The funniest line in literature comes from Carl Sandburg’s “Potato Face Blind Man” stories, where he describes the reason for the wooden mug: “There is a hole in the bottom of it. The hole is as big as the bottom. The nickel goes in and comes out again. It is for the very poor people who wish to give me a nickel and yet get the nickel back.”
Satire has often been overly-discussed, and attempting to explain why a particular scene, line or story is amusing, is somewhat like trying to explain to a Martian why Bradbury’s chronicles fascinated the young: it just is, and either you get it, or you don’t. It is, perhaps, the incongruence between expectation and reality; of a projection of incommensurability that occurs when a portrayal doesn’t quite meet the anticipation of “should”.

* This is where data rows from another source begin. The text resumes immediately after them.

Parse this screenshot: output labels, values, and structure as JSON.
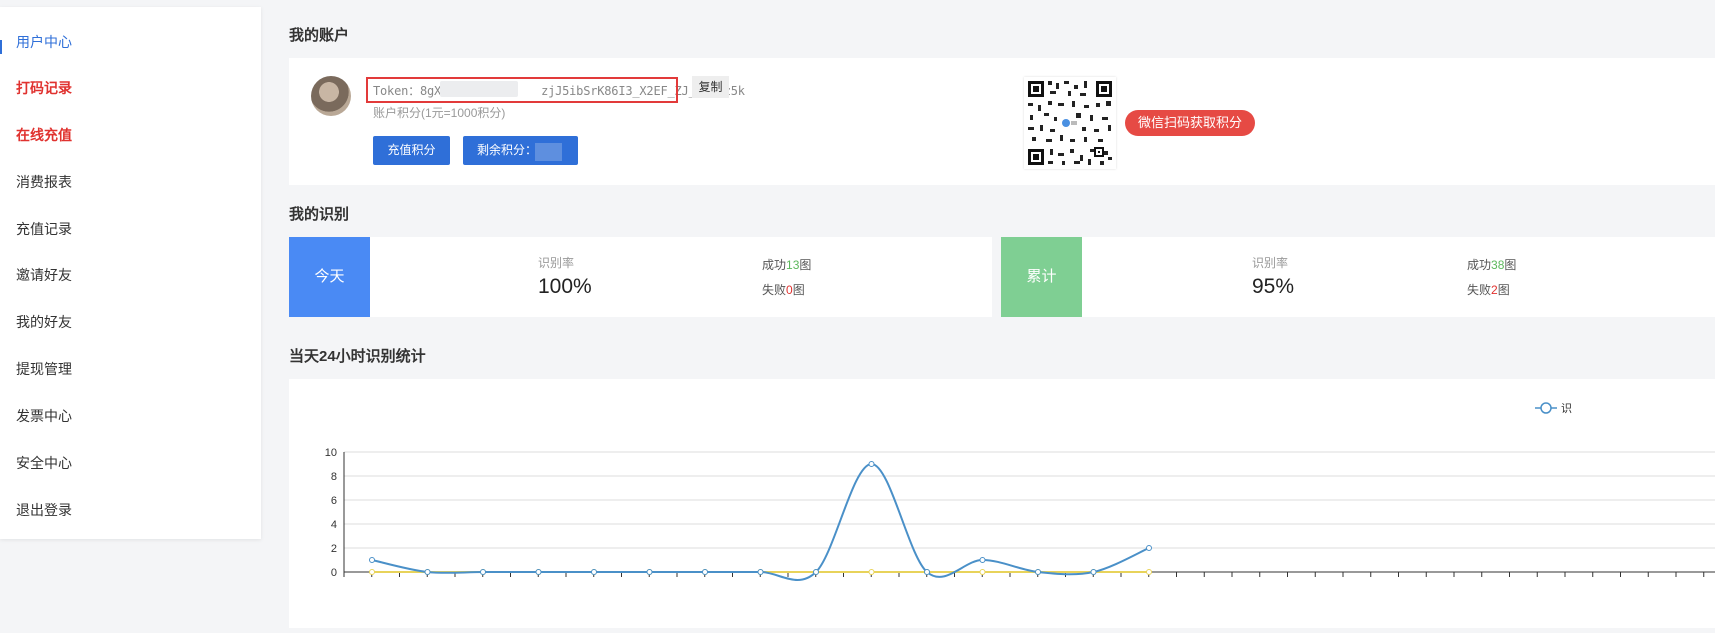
{
  "sidebar": {
    "items": [
      {
        "label": "用户中心"
      },
      {
        "label": "打码记录"
      },
      {
        "label": "在线充值"
      },
      {
        "label": "消费报表"
      },
      {
        "label": "充值记录"
      },
      {
        "label": "邀请好友"
      },
      {
        "label": "我的好友"
      },
      {
        "label": "提现管理"
      },
      {
        "label": "发票中心"
      },
      {
        "label": "安全中心"
      },
      {
        "label": "退出登录"
      }
    ]
  },
  "account": {
    "title": "我的账户",
    "token_label": "Token：",
    "token_value_prefix": "8gX0D",
    "token_value_suffix": "zjJ5ibSrK86I3_X2EF_ZJ_yleoz5k",
    "copy_label": "复制",
    "points_note": "账户积分(1元=1000积分)",
    "recharge_button": "充值积分",
    "remaining_button": "剩余积分：",
    "scan_badge": "微信扫码获取积分"
  },
  "recognition": {
    "title": "我的识别",
    "today": {
      "tag": "今天",
      "rate_label": "识别率",
      "rate_value": "100%",
      "success_prefix": "成功",
      "success_count": "13",
      "success_suffix": "图",
      "fail_prefix": "失败",
      "fail_count": "0",
      "fail_suffix": "图",
      "tag_color": "#4a8af4"
    },
    "total": {
      "tag": "累计",
      "rate_label": "识别率",
      "rate_value": "95%",
      "success_prefix": "成功",
      "success_count": "38",
      "success_suffix": "图",
      "fail_prefix": "失败",
      "fail_count": "2",
      "fail_suffix": "图",
      "tag_color": "#7fcf93"
    }
  },
  "chart_section": {
    "title": "当天24小时识别统计",
    "legend_partial": "识"
  },
  "chart_data": {
    "type": "line",
    "ylim": [
      0,
      10
    ],
    "yticks": [
      "0",
      "2",
      "4",
      "6",
      "8",
      "10"
    ],
    "x": [
      0,
      1,
      2,
      3,
      4,
      5,
      6,
      7,
      8,
      9,
      10,
      11,
      12,
      13,
      14,
      15,
      16,
      17,
      18,
      19,
      20,
      21,
      22,
      23
    ],
    "series": [
      {
        "color": "#4a90c8",
        "values": [
          1,
          0,
          0,
          0,
          0,
          0,
          0,
          0,
          0,
          9,
          0,
          1,
          0,
          0,
          2,
          null,
          null,
          null,
          null,
          null,
          null,
          null,
          null,
          null
        ]
      },
      {
        "color": "#e8d35a",
        "values": [
          0,
          0,
          0,
          0,
          0,
          0,
          0,
          0,
          0,
          0,
          0,
          0,
          0,
          0,
          0,
          null,
          null,
          null,
          null,
          null,
          null,
          null,
          null,
          null
        ]
      }
    ],
    "grid": true
  }
}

In Sandburg’s description, two such anomalies occur: First, that the figure who holds the mug does so with the expectation that passersby will drop a nickel out of a sense of pity; but second, and poignantly portrayed, that the tables are turned around by the one who allegedly is begging for the nickel, in that he recognizes the empathetic component that there are others who are poorer in the world who also want to give, but needs the nickel more than the beggar to whom it is given. Thus, the hole on the bottom where the nickel given drops back for the giver, yet the act of giving has been consummated.

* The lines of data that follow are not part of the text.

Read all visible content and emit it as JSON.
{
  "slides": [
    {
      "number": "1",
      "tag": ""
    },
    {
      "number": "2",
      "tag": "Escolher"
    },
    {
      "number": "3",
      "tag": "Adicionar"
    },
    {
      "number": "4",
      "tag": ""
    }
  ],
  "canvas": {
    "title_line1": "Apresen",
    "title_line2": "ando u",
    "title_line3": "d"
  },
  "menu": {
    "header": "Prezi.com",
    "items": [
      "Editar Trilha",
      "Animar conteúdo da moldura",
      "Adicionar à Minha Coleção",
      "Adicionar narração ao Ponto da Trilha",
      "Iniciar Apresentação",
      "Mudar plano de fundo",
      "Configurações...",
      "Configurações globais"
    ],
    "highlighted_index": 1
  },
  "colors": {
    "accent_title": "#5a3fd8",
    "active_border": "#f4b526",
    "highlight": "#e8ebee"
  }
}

Of course, in modernity, perhaps such innocence of satiric portrayal is no longer thought to contain humor; that, as the ethics of inequality and financial disparity have given rise to resentment, and the inane concept of “fairness” today pervades the political spectrum throughout, the focus would be upon the fact of maliciously describing a person with a disability in terms which might betray mocking jest. But that is clearly not what Sandburg meant by it; and, indeed, it was because he believed that his generation lacked children’s stories which taught lessons of virtue and behavioral uprightness, that he engaged the literary device of satire.

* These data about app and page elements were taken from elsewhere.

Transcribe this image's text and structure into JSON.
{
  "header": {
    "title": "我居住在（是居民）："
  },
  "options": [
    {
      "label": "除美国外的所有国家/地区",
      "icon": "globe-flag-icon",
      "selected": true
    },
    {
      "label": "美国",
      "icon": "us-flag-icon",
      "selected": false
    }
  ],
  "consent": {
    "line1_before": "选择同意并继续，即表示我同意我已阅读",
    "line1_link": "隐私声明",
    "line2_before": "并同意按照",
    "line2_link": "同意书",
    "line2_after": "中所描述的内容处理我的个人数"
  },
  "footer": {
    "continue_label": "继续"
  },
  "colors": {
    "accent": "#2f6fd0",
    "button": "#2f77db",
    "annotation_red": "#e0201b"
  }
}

Life itself is difficult enough without undermining the joy of a joke recognized. A funny line, a witty scene, a belly-laugh from a picture of incongruence; such moments allow for innocence and the lightness of being to prevail as an interlude to an otherwise dreary continuum of surviving in a world which shows but cold shoulders twisted and followed by phony smiles to cut the throats of back-turned bystanders.
Such experiences, of course, are not new to the Federal employee or U.S. Postal worker who suffers through the meanness of workplace hostility and harassment at the hands of supervisors and coworkers, merely because a medical condition prevents the Federal or Postal worker from performing one or more of the essential elements of his or her positional duties. Whether under FERS, CSRS or CSRS Offset, there comes a time when the Federal or Postal worker must decide to prepare an effective Federal Disability Retirement application, to be filed with the U.S. Office of Personnel Management, in order to escape the diatribes of the Federal agency or the U.S. Postal Service.
Carl Sandburg’s joke was of a time when true empathy was understood by all; unfortunately, in modernity, the nickel which was meant to be returned to the giving passerby, would today be snatched up by wolves in waiting, where the lambs who once roamed the hillside of life’s joke no longer gather upon the pastures of a forgotten innocence forever lost.
Robert R. McGill, Esquire